───── RAW DATA ─────
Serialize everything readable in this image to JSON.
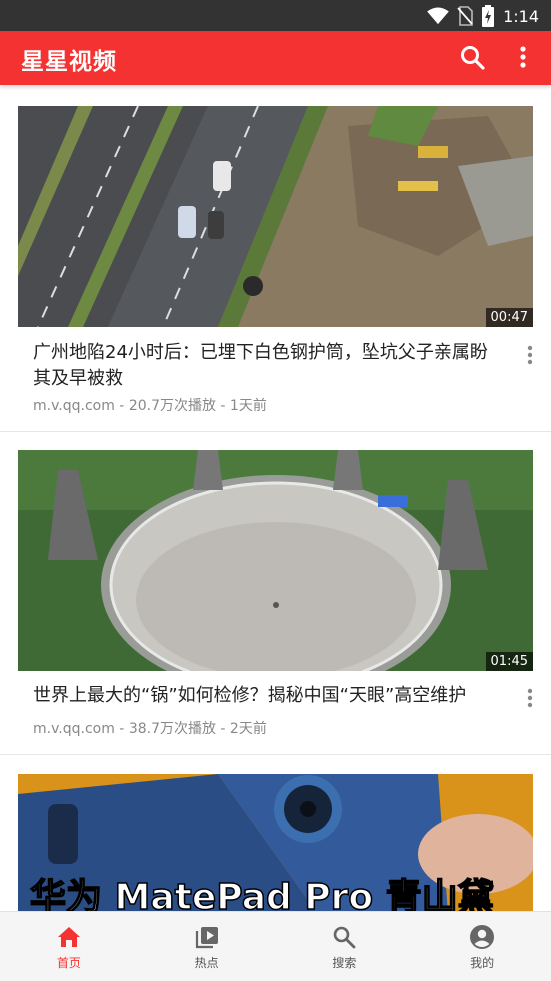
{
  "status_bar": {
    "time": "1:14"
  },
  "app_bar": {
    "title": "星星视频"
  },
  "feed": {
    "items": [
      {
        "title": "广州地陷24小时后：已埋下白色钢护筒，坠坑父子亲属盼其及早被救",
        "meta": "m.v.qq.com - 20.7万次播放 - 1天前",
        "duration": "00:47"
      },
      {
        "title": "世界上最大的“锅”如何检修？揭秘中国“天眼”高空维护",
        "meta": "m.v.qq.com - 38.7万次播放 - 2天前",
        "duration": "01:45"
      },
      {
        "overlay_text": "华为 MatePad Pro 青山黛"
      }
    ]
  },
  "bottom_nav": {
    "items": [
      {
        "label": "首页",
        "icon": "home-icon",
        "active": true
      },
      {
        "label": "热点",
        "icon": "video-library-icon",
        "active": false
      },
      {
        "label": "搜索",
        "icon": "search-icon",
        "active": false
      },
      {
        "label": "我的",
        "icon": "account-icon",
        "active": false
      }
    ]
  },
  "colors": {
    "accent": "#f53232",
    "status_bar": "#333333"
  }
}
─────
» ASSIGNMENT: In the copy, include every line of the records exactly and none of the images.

» SOLUTION TO THIS EXERCISE:
Serialize everything readable in this image to JSON.
{
  "status_bar": {
    "time": "1:14"
  },
  "app_bar": {
    "title": "星星视频"
  },
  "feed": {
    "items": [
      {
        "title": "广州地陷24小时后：已埋下白色钢护筒，坠坑父子亲属盼其及早被救",
        "meta": "m.v.qq.com - 20.7万次播放 - 1天前",
        "duration": "00:47"
      },
      {
        "title": "世界上最大的“锅”如何检修？揭秘中国“天眼”高空维护",
        "meta": "m.v.qq.com - 38.7万次播放 - 2天前",
        "duration": "01:45"
      },
      {
        "overlay_text": "华为 MatePad Pro 青山黛"
      }
    ]
  },
  "bottom_nav": {
    "items": [
      {
        "label": "首页",
        "icon": "home-icon",
        "active": true
      },
      {
        "label": "热点",
        "icon": "video-library-icon",
        "active": false
      },
      {
        "label": "搜索",
        "icon": "search-icon",
        "active": false
      },
      {
        "label": "我的",
        "icon": "account-icon",
        "active": false
      }
    ]
  },
  "colors": {
    "accent": "#f53232",
    "status_bar": "#333333"
  }
}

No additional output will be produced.